This wouldn’t be too much to ask. MPR’s Curtis Gilbert says, “Minneapolis is considering tough new restrictions on the sale of flavored tobacco. Supporters say the proposal is intended to keep flavored cigars and e-cigarettes from attracting younger smokers, but convenience store owners say it goes too far. With the exception of menthols, the federal government banned flavored cigarettes in 2009. But the tobacco industry was quick to adapt. It rolled out new lines of cigars in a variety of flavors.”
You do wonder what the Vatican is waiting for. In an editorial the Strib says, “[Ramsey County Attorney John] Choi’s accusations point to the entire archdiocese, not a few individuals.

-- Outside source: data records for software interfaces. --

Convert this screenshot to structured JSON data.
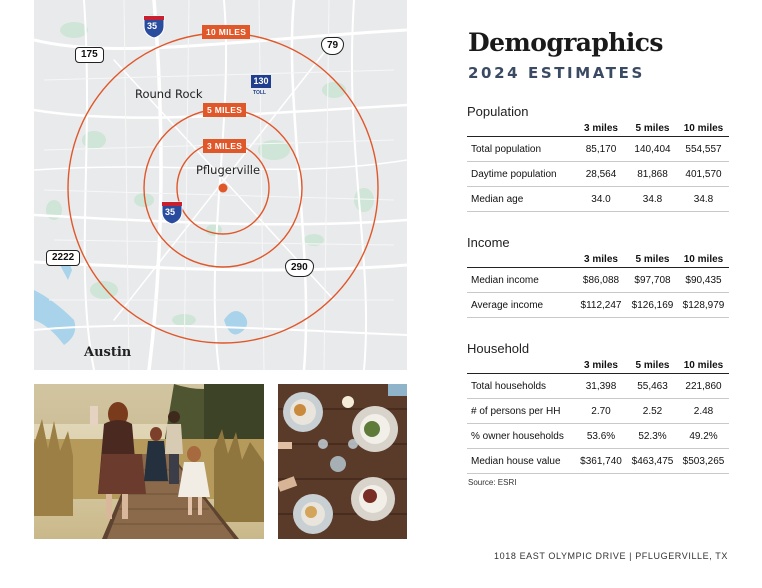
{
  "map": {
    "ring_labels": [
      "10 MILES",
      "5 MILES",
      "3 MILES"
    ],
    "places": {
      "round_rock": "Round Rock",
      "pflugerville": "Pflugerville",
      "austin": "Austin"
    },
    "shields": {
      "i35_top": "35",
      "i35_mid": "35",
      "tx175": "175",
      "us79": "79",
      "sh130": "130",
      "toll": "TOLL",
      "fm2222": "2222",
      "us290": "290"
    },
    "colors": {
      "ring": "#e0572a",
      "background": "#e9eaec"
    }
  },
  "title": "Demographics",
  "subtitle": "2024 ESTIMATES",
  "columns": [
    "3 miles",
    "5 miles",
    "10 miles"
  ],
  "population": {
    "heading": "Population",
    "rows": [
      {
        "label": "Total population",
        "v": [
          "85,170",
          "140,404",
          "554,557"
        ]
      },
      {
        "label": "Daytime population",
        "v": [
          "28,564",
          "81,868",
          "401,570"
        ]
      },
      {
        "label": "Median age",
        "v": [
          "34.0",
          "34.8",
          "34.8"
        ]
      }
    ]
  },
  "income": {
    "heading": "Income",
    "rows": [
      {
        "label": "Median income",
        "v": [
          "$86,088",
          "$97,708",
          "$90,435"
        ]
      },
      {
        "label": "Average income",
        "v": [
          "$112,247",
          "$126,169",
          "$128,979"
        ]
      }
    ]
  },
  "household": {
    "heading": "Household",
    "rows": [
      {
        "label": "Total households",
        "v": [
          "31,398",
          "55,463",
          "221,860"
        ]
      },
      {
        "label": "# of persons per HH",
        "v": [
          "2.70",
          "2.52",
          "2.48"
        ]
      },
      {
        "label": "% owner households",
        "v": [
          "53.6%",
          "52.3%",
          "49.2%"
        ]
      },
      {
        "label": "Median house value",
        "v": [
          "$361,740",
          "$463,475",
          "$503,265"
        ]
      }
    ]
  },
  "source": "Source: ESRI",
  "address": "1018 EAST OLYMPIC DRIVE  |  PFLUGERVILLE, TX"
}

That sets this case apart from clergy abuse prosecutions elsewhere in the country. It’s in keeping with our view that systemic change is needed at the archdiocese, both to protect children from predatory priests and to restore the community’s trust in an institution that does so much good work in education, health care and caring for the poor. That change must begin at the top. Archbishop John Nienstedt should go. The Star Tribune Editorial Board concluded 11 months ago that Nienstedt is too much associated with the mistakes of the past to credibly function as an agent of change.”
Walker Watch: Betsy Woodruff at The Daily Beast has (yet another) story of our neighbors’ Governor claiming something almost completely at odds with fact. “The Badger State governor traveled to Disney’s Magic Kingdom last week to speak at a forum hosted by Florida Governor Rick Scott for some of the 2016 presidential contenders. He spoke very highly of his own record on criminal justice. ‘I think, nationally, that’s something we need to look at,’ Walker said, discussing reform of mandatory minimum sentences for nonviolent drug offenders. ‘In our state, we have relatively few compared to the federal government.’ Then he added, ‘The challenges in terms of people being incarcerated for relatively low offenses is not a significant issue in the state of Wisconsin.’ The only problem? Criminal justice advocates argue he’s totally wrong. … The state’s prisons had 22,156 inmates at the end of April 2015 — roughly twice as many as Minnesota’s, even though the two states’ total populations are about the same. As you’d imagine, keeping all those people in prison doesn’t come cheap. The state spends more on prisons than it does on the University of Wisconsin system.” It’s to the point where if the guy says it’s night you can pretty well bet the sun is shining.